Redefining superintelligence

Definition of “superintelligence

By a “superintelligence” we mean an intellect that is much smarter than the best human brains in practically every field, including scientific creativity, general wisdom and social skills. This definition leaves open how the superintelligence is implemented: it could be a digital computer, an ensemble of networked computers, cultured cortical tissue or what have you. It also leaves open whether the superintelligence is conscious and has subjective experiences.
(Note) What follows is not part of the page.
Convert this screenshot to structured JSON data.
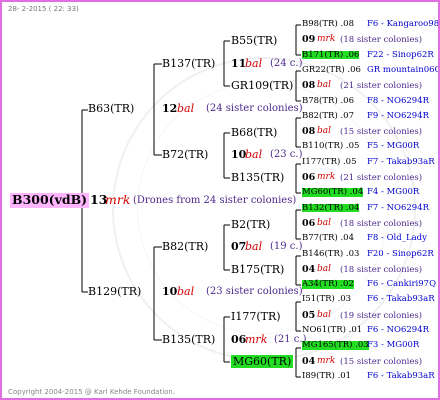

Entities such as companies or the scientific community are not superintelligences according to this definition. Although they can perform a number of tasks of which no individual human is capable, they are not intellects and there are many fields in which they perform much worse than a human brain – for example, you can’t have real-time conversation with “the scientific community”.

Nick Bostrom, How Long Before Superintelligence? Continue reading
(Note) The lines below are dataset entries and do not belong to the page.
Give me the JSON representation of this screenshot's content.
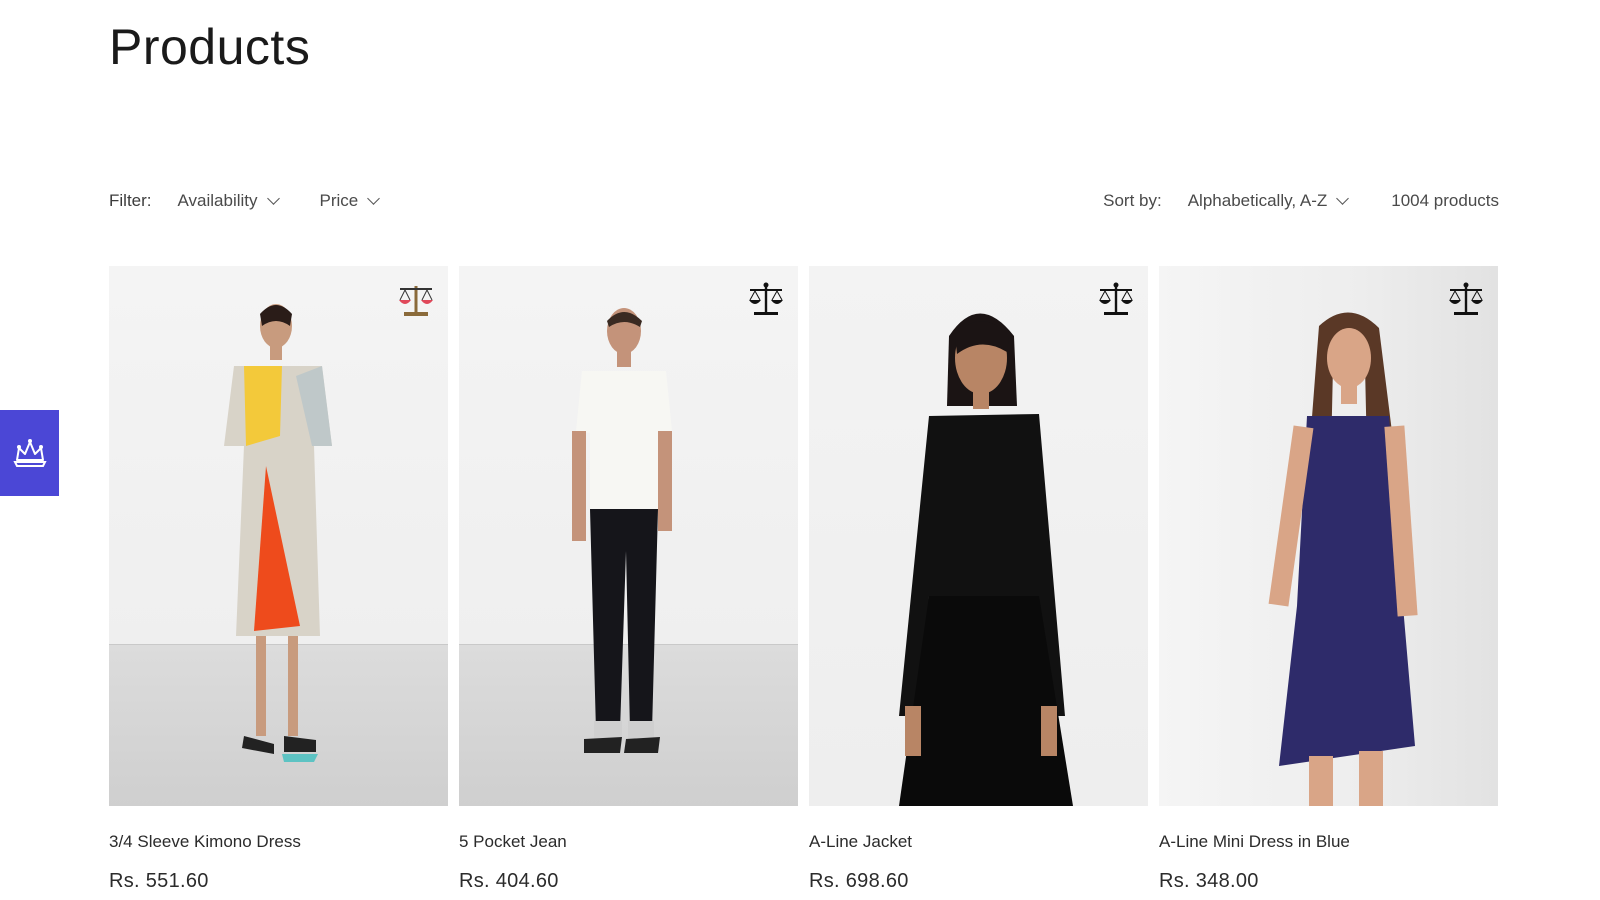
{
  "page": {
    "title": "Products"
  },
  "filters": {
    "label": "Filter:",
    "availability": "Availability",
    "price": "Price"
  },
  "sort": {
    "label": "Sort by:",
    "value": "Alphabetically, A-Z",
    "count": "1004 products"
  },
  "products": [
    {
      "title": "3/4 Sleeve Kimono Dress",
      "price": "Rs. 551.60",
      "compare_icon": "scale-icon-red"
    },
    {
      "title": "5 Pocket Jean",
      "price": "Rs. 404.60",
      "compare_icon": "scale-icon"
    },
    {
      "title": "A-Line Jacket",
      "price": "Rs. 698.60",
      "compare_icon": "scale-icon"
    },
    {
      "title": "A-Line Mini Dress in Blue",
      "price": "Rs. 348.00",
      "compare_icon": "scale-icon"
    }
  ],
  "side_widget": {
    "icon": "crown-icon",
    "color": "#4b47d6"
  }
}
In your own time

Take the point made below about timescales, but reverse it. This isthe more accurate representation of how things stand in terms ofinfluence. Our own particular, partisan approaches require that thingsbe presented in the manner I first suggested, but the more exhaustivereading indicates that the reverse is the case. It seems a minor point,but it is crucial to the presentation of the argument. Here’s why.
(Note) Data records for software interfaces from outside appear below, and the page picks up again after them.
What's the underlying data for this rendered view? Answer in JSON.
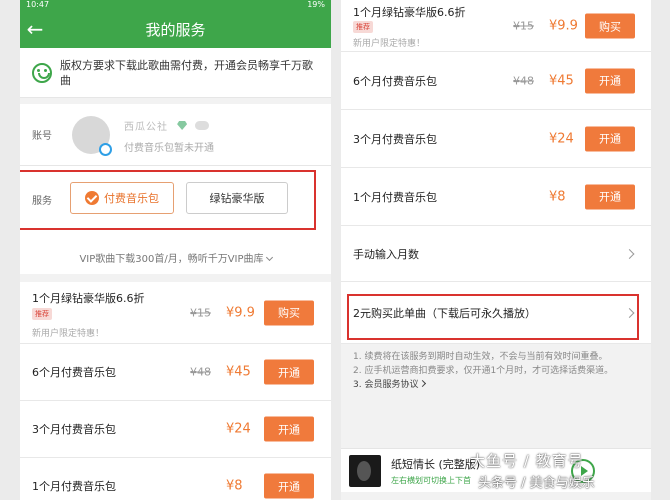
{
  "left": {
    "statusbar": {
      "time": "10:47",
      "battery": "19%"
    },
    "header": {
      "title": "我的服务"
    },
    "notice": {
      "text": "版权方要求下载此歌曲需付费，开通会员畅享千万歌曲"
    },
    "account": {
      "label": "账号",
      "name": "西瓜公社",
      "status": "付费音乐包暂未开通"
    },
    "service": {
      "label": "服务",
      "options": [
        "付费音乐包",
        "绿钻豪华版"
      ],
      "note": "VIP歌曲下载300首/月，畅听千万VIP曲库"
    },
    "plans": [
      {
        "name": "1个月绿钻豪华版6.6折",
        "tag": "推荐",
        "subtitle": "新用户限定特惠！",
        "old_price": "¥15",
        "price": "¥9.9",
        "button": "购买"
      },
      {
        "name": "6个月付费音乐包",
        "old_price": "¥48",
        "price": "¥45",
        "button": "开通"
      },
      {
        "name": "3个月付费音乐包",
        "old_price": "",
        "price": "¥24",
        "button": "开通"
      },
      {
        "name": "1个月付费音乐包",
        "old_price": "",
        "price": "¥8",
        "button": "开通"
      }
    ]
  },
  "right": {
    "plans": [
      {
        "name": "1个月绿钻豪华版6.6折",
        "tag": "推荐",
        "subtitle": "新用户限定特惠！",
        "old_price": "¥15",
        "price": "¥9.9",
        "button": "购买"
      },
      {
        "name": "6个月付费音乐包",
        "old_price": "¥48",
        "price": "¥45",
        "button": "开通"
      },
      {
        "name": "3个月付费音乐包",
        "old_price": "",
        "price": "¥24",
        "button": "开通"
      },
      {
        "name": "1个月付费音乐包",
        "old_price": "",
        "price": "¥8",
        "button": "开通"
      }
    ],
    "manual_months": "手动输入月数",
    "single_purchase": "2元购买此单曲（下载后可永久播放）",
    "notes": [
      "1. 续费将在该服务到期时自动生效，不会与当前有效时间重叠。",
      "2. 应手机运营商扣费要求，仅开通1个月时，才可选择话费渠道。"
    ],
    "agreement": "3. 会员服务协议",
    "player": {
      "title": "纸短情长 (完整版)",
      "subtitle": "左右横划可切换上下首"
    }
  },
  "watermark": {
    "line1": "大鱼号 / 教育号",
    "line2": "头条号 / 美食与娱乐"
  },
  "colors": {
    "brand_green": "#3ea64a",
    "accent_orange": "#f07a3c",
    "frame_red": "#d9322e"
  }
}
Inthis change of timescales throughout history, the fragmentation of timehas taken place just as the individual has risen in importance.Fragmentation here isn’t necessarily a bad thing. We can simply observethat from the introduction of clocks in villages and towns, allowingfor a more precise breakdown beyond the pace of the ringing of churchbells for services, up to the industrial age and the ascent of thepocketwatch (and all the social effects of this) ever smaller divisionsof time have become possible. As a result, the grand timescales ofdynasties and institutions are now seen as an aggregate of phases, ofyears and decades and centuries. As such, the long view is no longerregarded as an organic or collective entity unto itself.

Considerthis with regard to the phenomenon of European aristocratic dynasties.The Habsburg family (with all its various cadet branches included)claims to trace itself back to the 10th century, and from herethey married their way to a continental supremacy that convulsed Europein war and ruin over the centuries. It would not be fruitful toconsider their history in terms of individuals, as our sense of time isdifferent to theirs.

Theircoat of arms is a testament to the various alliances, co-options,annexations, marriages, and outright thefts that consolidate such adynasty as a supra-individual entity. In these terms, we must considerthe context of time and timescales. By leaving out the collectiveentity of time, we miss something. In his “Idea for a Universal History from a Cosmopolitan Point of View”,Kant points out in his second thesis that “those natural capacitieswhich are directed to the use of […] reason are to be fully developedonly in the race, not in the individual.” Ignoring the use of the word’race’ here with it’s chauvinistic implications, we see that there isan awareness of the different implications of different timescales. Oneis not superior to another, but has rather a different function.